There is no denying the fact that as a critic of literature, Arnold has well-marked limitations and shortcomings which may be listed as follows:
(i) He is incapable of connected reasoning at any length, and often contradicts himself. Thus first he lays down the test of total impression for judging the worth of a poet, but soon after contradicts himself and prescribes the well-known Touchstone method.
(ii) There is a certain want of logic and method in Arnold’s criticism. He is not a scientific critic. Often he is vague, and fails to define or state clearly his views.
(iii) He frowns upon mere literary criticism. He mixes literary criticism with socio-ethical cons elation and regards it as an instrument of culture. Pure literary criticism with him has no meaning and significance.
(iv) There is some truth in the criticism that he was a propagandist and salesman. As Wombat and Brooks point out, “very simply, very characteristically, and very repetitiously, Arnold spent his career in hammering the thesis that poetry is a ‘criticism of life”. All his practical criticism is but an illustration of this view.
(v) His criticism is lacking in originality. Practically all of his critical concepts are borrowed, in his emphasis on ‘action’ and ‘high seriousness’, he merely echoes Aristotle; his conceptive “grand style” is exactly the same thing as, “the sublime”, of Longinus.
(vi) He might be learned, but his learning is neither exact nor precise. He does not collect facts painstakingly. His illustrations of his touchstone method are all misquotations.
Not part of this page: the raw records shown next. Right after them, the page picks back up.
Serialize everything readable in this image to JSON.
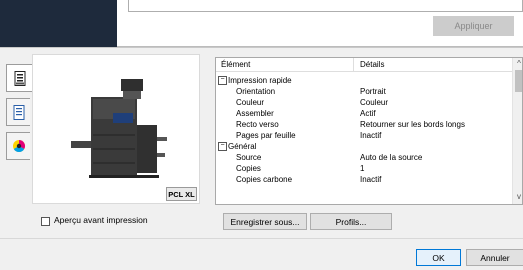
{
  "top": {
    "apply_label": "Appliquer"
  },
  "tabs": [
    {
      "icon": "printer-doc-icon"
    },
    {
      "icon": "document-icon"
    },
    {
      "icon": "color-circle-icon"
    }
  ],
  "preview": {
    "badge": "PCL XL",
    "checkbox_label": "Aperçu avant impression"
  },
  "table": {
    "headers": [
      "Élément",
      "Détails"
    ],
    "groups": [
      {
        "label": "Impression rapide",
        "rows": [
          {
            "name": "Orientation",
            "value": "Portrait"
          },
          {
            "name": "Couleur",
            "value": "Couleur"
          },
          {
            "name": "Assembler",
            "value": "Actif"
          },
          {
            "name": "Recto verso",
            "value": "Retourner sur les bords longs"
          },
          {
            "name": "Pages par feuille",
            "value": "Inactif"
          }
        ]
      },
      {
        "label": "Général",
        "rows": [
          {
            "name": "Source",
            "value": "Auto de la source"
          },
          {
            "name": "Copies",
            "value": "1"
          },
          {
            "name": "Copies carbone",
            "value": "Inactif"
          }
        ]
      }
    ]
  },
  "buttons": {
    "save_as": "Enregistrer sous...",
    "profiles": "Profils...",
    "ok": "OK",
    "cancel": "Annuler"
  }
}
Similarly, his biographical data are often inaccurate.
(vii) He is in favor of biographical interpretation; he is also conscious of the importance of “the moment”, and yet he is against the historical method of criticism.
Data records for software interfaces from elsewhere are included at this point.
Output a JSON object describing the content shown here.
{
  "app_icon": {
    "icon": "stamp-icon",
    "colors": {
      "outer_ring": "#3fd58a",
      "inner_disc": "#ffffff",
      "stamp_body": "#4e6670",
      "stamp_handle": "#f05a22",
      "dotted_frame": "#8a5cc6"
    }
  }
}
(viii) He advocates “disinterestedness”, but ties the critic to certain socio-ethical interests. He would like him to rise above “practical” and “personal” interests, but he wants him to establish a current of great and noble ideas and thus promote culture. But disinterestedness means that the critic should have no interests except aesthetic appreciation.
(ix) He speaks of the moral effects of Poetry, of its “high seriousness”, but never of its pleasure, the “aesthetic pleasure” which a poem must impart, and which is the true test of its excellence. His standards of judgment are not literary.
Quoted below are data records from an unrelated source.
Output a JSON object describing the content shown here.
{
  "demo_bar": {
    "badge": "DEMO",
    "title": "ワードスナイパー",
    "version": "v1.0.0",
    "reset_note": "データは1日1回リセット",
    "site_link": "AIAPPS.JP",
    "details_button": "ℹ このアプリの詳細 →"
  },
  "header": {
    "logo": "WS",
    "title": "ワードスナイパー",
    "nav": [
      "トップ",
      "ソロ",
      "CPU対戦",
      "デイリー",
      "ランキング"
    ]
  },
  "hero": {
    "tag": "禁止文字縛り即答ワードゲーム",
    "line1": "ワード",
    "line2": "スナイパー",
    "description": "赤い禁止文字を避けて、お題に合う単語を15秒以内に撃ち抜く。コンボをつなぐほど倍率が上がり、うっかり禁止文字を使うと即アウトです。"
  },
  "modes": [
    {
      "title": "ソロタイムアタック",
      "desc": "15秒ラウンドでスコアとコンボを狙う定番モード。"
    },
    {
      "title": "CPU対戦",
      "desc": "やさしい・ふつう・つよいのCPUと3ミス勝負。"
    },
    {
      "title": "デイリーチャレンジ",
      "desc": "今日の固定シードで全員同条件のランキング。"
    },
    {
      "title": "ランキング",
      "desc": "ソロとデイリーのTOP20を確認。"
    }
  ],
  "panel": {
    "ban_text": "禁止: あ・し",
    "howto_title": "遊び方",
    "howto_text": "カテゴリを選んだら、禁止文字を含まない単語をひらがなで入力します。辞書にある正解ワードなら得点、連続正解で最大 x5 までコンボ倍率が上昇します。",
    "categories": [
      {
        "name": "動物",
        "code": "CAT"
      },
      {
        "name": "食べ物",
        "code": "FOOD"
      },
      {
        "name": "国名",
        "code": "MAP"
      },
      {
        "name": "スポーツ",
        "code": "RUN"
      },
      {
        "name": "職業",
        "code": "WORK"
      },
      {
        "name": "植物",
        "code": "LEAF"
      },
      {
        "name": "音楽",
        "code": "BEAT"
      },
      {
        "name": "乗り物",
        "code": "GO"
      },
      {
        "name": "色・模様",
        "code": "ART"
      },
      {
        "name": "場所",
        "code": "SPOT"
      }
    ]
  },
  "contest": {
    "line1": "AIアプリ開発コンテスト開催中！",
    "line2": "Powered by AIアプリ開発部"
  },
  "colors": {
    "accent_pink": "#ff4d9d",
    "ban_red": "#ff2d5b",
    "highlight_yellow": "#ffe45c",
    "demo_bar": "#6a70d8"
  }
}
(x) His literary criticism is vitiated by his moral, classical and continental prejudices. He is sympathetic only to the classics, he rates the continental poets higher than the great English poets, and the moral test which he applies often makes him neglect the literary qualities of a poet. The immoral in life of a poet, prejudices him against his poetry.